[What to produce] Below are the records. State how many of their lines hold the word "settings", and add nothing else.

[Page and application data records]

********************

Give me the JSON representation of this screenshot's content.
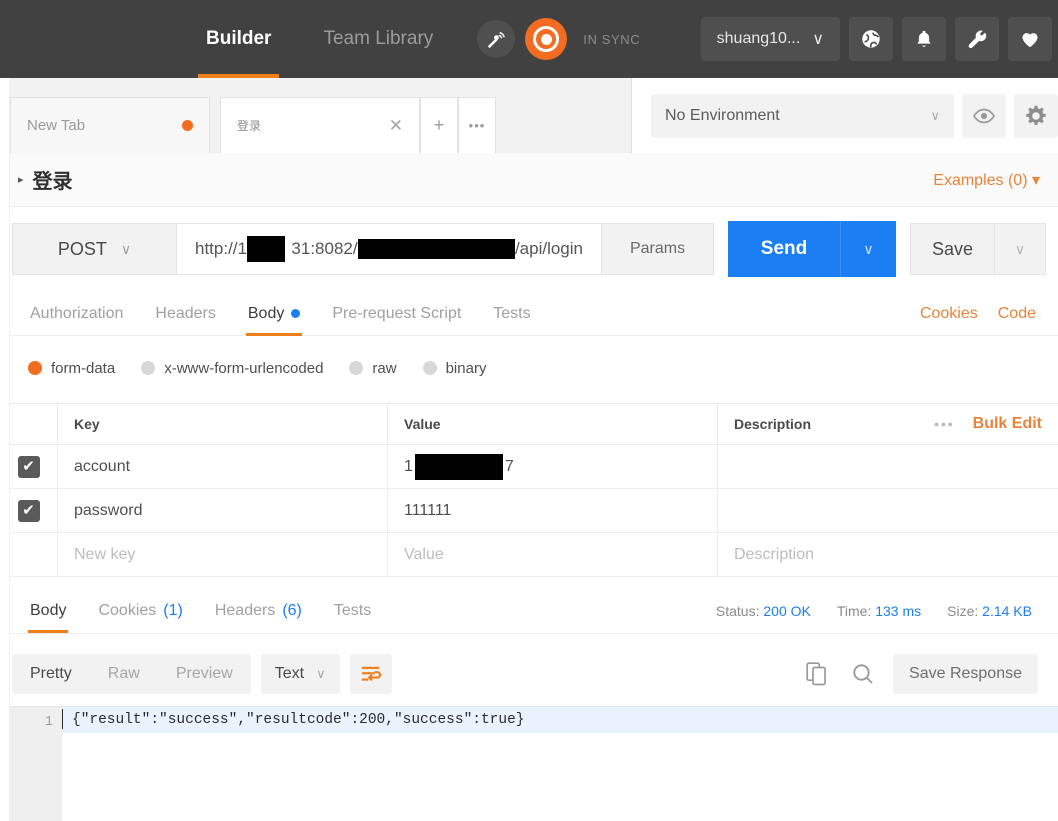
{
  "topbar": {
    "nav": [
      {
        "label": "Builder",
        "active": true
      },
      {
        "label": "Team Library",
        "active": false
      }
    ],
    "interceptor_icon": "satellite-dish-icon",
    "sync_icon": "sync-circle-icon",
    "sync_status": "IN SYNC",
    "user": {
      "name": "shuang10...",
      "caret": "∨"
    },
    "icons": [
      {
        "name": "globe-icon",
        "glyph": "●"
      },
      {
        "name": "bell-icon",
        "glyph": "●"
      },
      {
        "name": "wrench-icon",
        "glyph": "●"
      },
      {
        "name": "heart-icon",
        "glyph": "♥"
      }
    ],
    "accent": "#ef7f1a",
    "background": "#414141"
  },
  "tabs": {
    "items": [
      {
        "label": "New Tab",
        "active": false,
        "unsaved": true
      },
      {
        "label": "登录",
        "active": true,
        "unsaved": false,
        "close": "✕"
      }
    ],
    "new_tab_glyph": "+",
    "more_glyph": "•••"
  },
  "environment": {
    "selected": "No Environment",
    "caret": "∨",
    "eye_icon": "eye-icon",
    "gear_icon": "gear-icon"
  },
  "request": {
    "title": "登录",
    "collapse_caret": "▸",
    "examples_label": "Examples (0) ▾",
    "method": "POST",
    "method_caret": "∨",
    "url_prefix": "http://1",
    "url_mid": "31:8082/",
    "url_suffix": "/api/login",
    "params_label": "Params",
    "send_label": "Send",
    "send_caret": "∨",
    "save_label": "Save",
    "save_caret": "∨",
    "send_color": "#1b7ef2"
  },
  "request_tabs": {
    "items": [
      {
        "label": "Authorization",
        "active": false,
        "dot": false
      },
      {
        "label": "Headers",
        "active": false,
        "dot": false
      },
      {
        "label": "Body",
        "active": true,
        "dot": true
      },
      {
        "label": "Pre-request Script",
        "active": false,
        "dot": false
      },
      {
        "label": "Tests",
        "active": false,
        "dot": false
      }
    ],
    "cookies_label": "Cookies",
    "code_label": "Code"
  },
  "body_type": {
    "options": [
      {
        "label": "form-data",
        "selected": true
      },
      {
        "label": "x-www-form-urlencoded",
        "selected": false
      },
      {
        "label": "raw",
        "selected": false
      },
      {
        "label": "binary",
        "selected": false
      }
    ]
  },
  "kv_table": {
    "headers": {
      "key": "Key",
      "value": "Value",
      "description": "Description"
    },
    "dots": "•••",
    "bulk_edit": "Bulk Edit",
    "check_glyph": "✔",
    "rows": [
      {
        "checked": true,
        "key": "account",
        "value_prefix": "1",
        "value_suffix": "7",
        "redacted": true,
        "description": ""
      },
      {
        "checked": true,
        "key": "password",
        "value": "111111",
        "redacted": false,
        "description": ""
      }
    ],
    "placeholder_row": {
      "key": "New key",
      "value": "Value",
      "description": "Description"
    }
  },
  "response_tabs": {
    "items": [
      {
        "label": "Body",
        "count": "",
        "active": true
      },
      {
        "label": "Cookies",
        "count": "(1)",
        "active": false
      },
      {
        "label": "Headers",
        "count": "(6)",
        "active": false
      },
      {
        "label": "Tests",
        "count": "",
        "active": false
      }
    ],
    "status_label": "Status:",
    "status_value": "200 OK",
    "time_label": "Time:",
    "time_value": "133 ms",
    "size_label": "Size:",
    "size_value": "2.14 KB"
  },
  "response_toolbar": {
    "views": [
      {
        "label": "Pretty",
        "active": true
      },
      {
        "label": "Raw",
        "active": false
      },
      {
        "label": "Preview",
        "active": false
      }
    ],
    "format": "Text",
    "format_caret": "∨",
    "wrap_icon": "word-wrap-icon",
    "copy_icon": "copy-icon",
    "search_icon": "search-icon",
    "save_response_label": "Save Response"
  },
  "response_body": {
    "line_number": "1",
    "content": "{\"result\":\"success\",\"resultcode\":200,\"success\":true}"
  }
}
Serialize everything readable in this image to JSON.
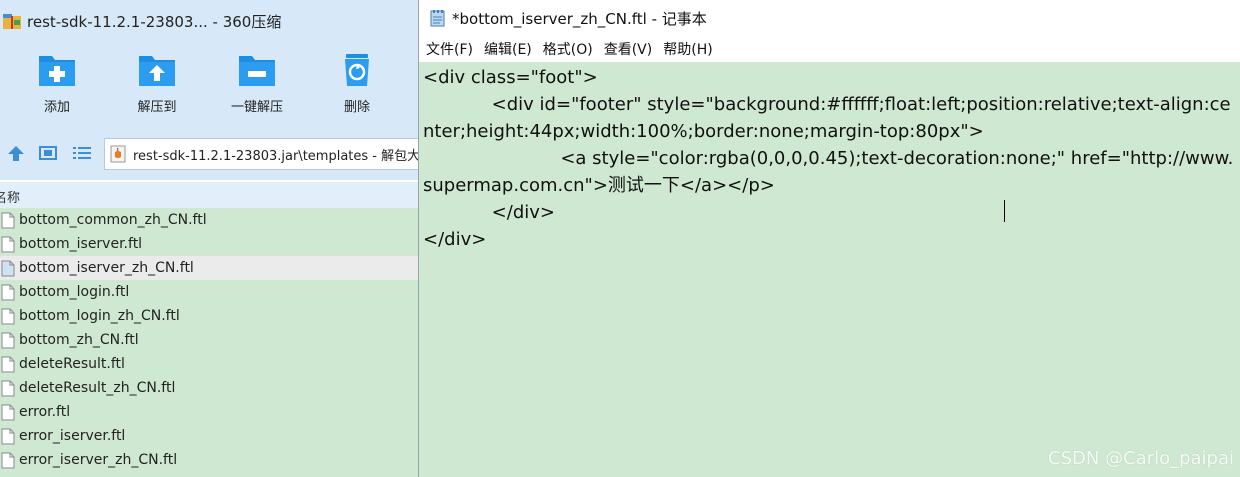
{
  "archive_window": {
    "title": "rest-sdk-11.2.1-23803... - 360压缩",
    "toolbar": [
      {
        "label": "添加",
        "icon": "add-icon"
      },
      {
        "label": "解压到",
        "icon": "extract-to-icon"
      },
      {
        "label": "一键解压",
        "icon": "one-click-extract-icon"
      },
      {
        "label": "删除",
        "icon": "delete-icon"
      }
    ],
    "address": "rest-sdk-11.2.1-23803.jar\\templates - 解包大",
    "column_name": "名称",
    "files": [
      "bottom_common_zh_CN.ftl",
      "bottom_iserver.ftl",
      "bottom_iserver_zh_CN.ftl",
      "bottom_login.ftl",
      "bottom_login_zh_CN.ftl",
      "bottom_zh_CN.ftl",
      "deleteResult.ftl",
      "deleteResult_zh_CN.ftl",
      "error.ftl",
      "error_iserver.ftl",
      "error_iserver_zh_CN.ftl"
    ],
    "selected_file": "bottom_iserver_zh_CN.ftl"
  },
  "notepad_window": {
    "title": "*bottom_iserver_zh_CN.ftl - 记事本",
    "menu": [
      "文件(F)",
      "编辑(E)",
      "格式(O)",
      "查看(V)",
      "帮助(H)"
    ],
    "content": "<div class=\"foot\">\n\t\t<div id=\"footer\" style=\"background:#ffffff;float:left;position:relative;text-align:center;height:44px;width:100%;border:none;margin-top:80px\">\n\t\t\t\t<a style=\"color:rgba(0,0,0,0.45);text-decoration:none;\" href=\"http://www.supermap.com.cn\">测试一下</a></p>\n\t\t</div>\n</div>"
  },
  "watermark": "CSDN @Carlo_paipai",
  "colors": {
    "toolbar_bg": "#d7e9f9",
    "editor_bg": "#cfe8d1",
    "icon_blue": "#1e8fe0"
  }
}
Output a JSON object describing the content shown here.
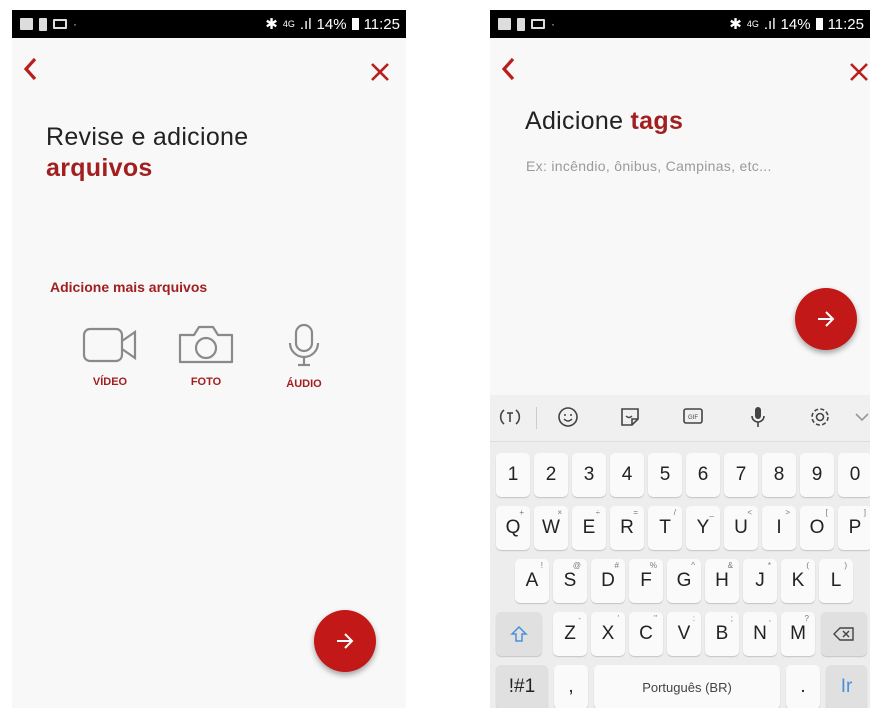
{
  "status_bar": {
    "network": "4G",
    "battery": "14%",
    "time": "11:25"
  },
  "left_screen": {
    "back_icon": "chevron-left",
    "close_icon": "close",
    "title_line1": "Revise e adicione",
    "title_accent": "arquivos",
    "section_label": "Adicione mais arquivos",
    "media_options": [
      {
        "icon": "video-camera-icon",
        "label": "VÍDEO"
      },
      {
        "icon": "camera-icon",
        "label": "FOTO"
      },
      {
        "icon": "microphone-icon",
        "label": "ÁUDIO"
      }
    ],
    "next_button_icon": "arrow-right"
  },
  "right_screen": {
    "back_icon": "chevron-left",
    "close_icon": "close",
    "title_plain": "Adicione ",
    "title_accent": "tags",
    "input_placeholder": "Ex: incêndio, ônibus, Campinas, etc...",
    "next_button_icon": "arrow-right",
    "keyboard": {
      "toolbar": [
        "text-mode-icon",
        "emoji-icon",
        "sticker-icon",
        "gif-icon",
        "microphone-icon",
        "settings-icon",
        "chevron-down-icon"
      ],
      "gif_label": "GIF",
      "number_row": [
        "1",
        "2",
        "3",
        "4",
        "5",
        "6",
        "7",
        "8",
        "9",
        "0"
      ],
      "row1": [
        "Q",
        "W",
        "E",
        "R",
        "T",
        "Y",
        "U",
        "I",
        "O",
        "P"
      ],
      "row1_hints": [
        "+",
        "×",
        "÷",
        "=",
        "/",
        "_",
        "<",
        ">",
        "[",
        "]"
      ],
      "row2": [
        "A",
        "S",
        "D",
        "F",
        "G",
        "H",
        "J",
        "K",
        "L"
      ],
      "row2_hints": [
        "!",
        "@",
        "#",
        "%",
        "^",
        "&",
        "*",
        "(",
        ")"
      ],
      "row3": [
        "Z",
        "X",
        "C",
        "V",
        "B",
        "N",
        "M"
      ],
      "row3_hints": [
        "-",
        "'",
        "\"",
        ":",
        ";",
        ",",
        "?"
      ],
      "symbols_key": "!#1",
      "comma_key": ",",
      "space_label": "Português (BR)",
      "period_key": ".",
      "enter_label": "Ir"
    }
  }
}
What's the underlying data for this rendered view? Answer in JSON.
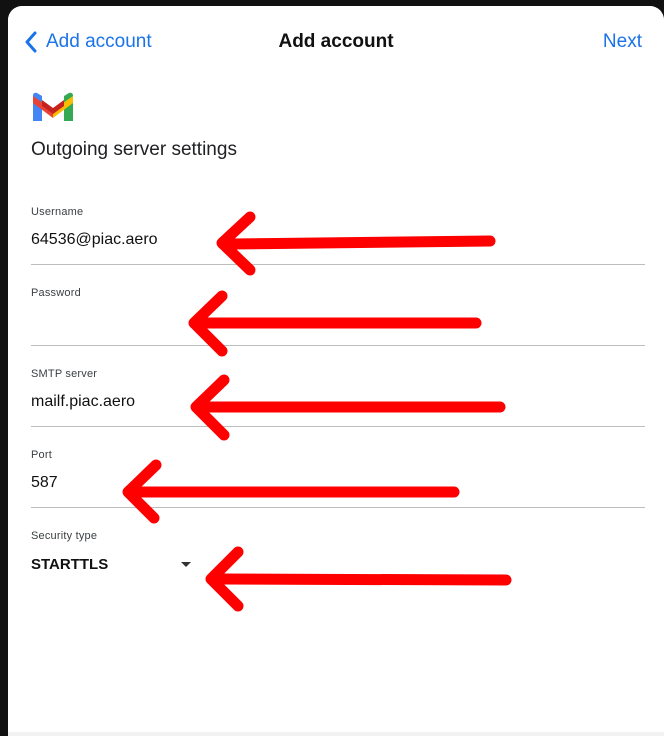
{
  "nav": {
    "back_label": "Add account",
    "title": "Add account",
    "next_label": "Next"
  },
  "section_title": "Outgoing server settings",
  "fields": {
    "username": {
      "label": "Username",
      "value": "64536@piac.aero"
    },
    "password": {
      "label": "Password",
      "value": ""
    },
    "smtp": {
      "label": "SMTP server",
      "value": "mailf.piac.aero"
    },
    "port": {
      "label": "Port",
      "value": "587"
    },
    "security": {
      "label": "Security type",
      "value": "STARTTLS"
    }
  },
  "colors": {
    "accent": "#1a73e8",
    "annotation_arrow": "#ff0000"
  },
  "icons": [
    "chevron-left-icon",
    "gmail-logo",
    "caret-down-icon",
    "red-arrow-annotation"
  ]
}
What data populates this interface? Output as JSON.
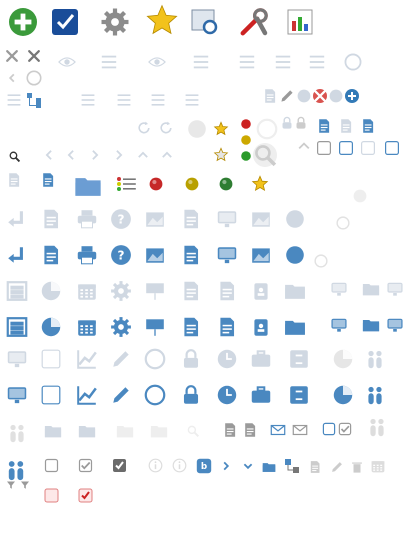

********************

[Solution to the problem] 2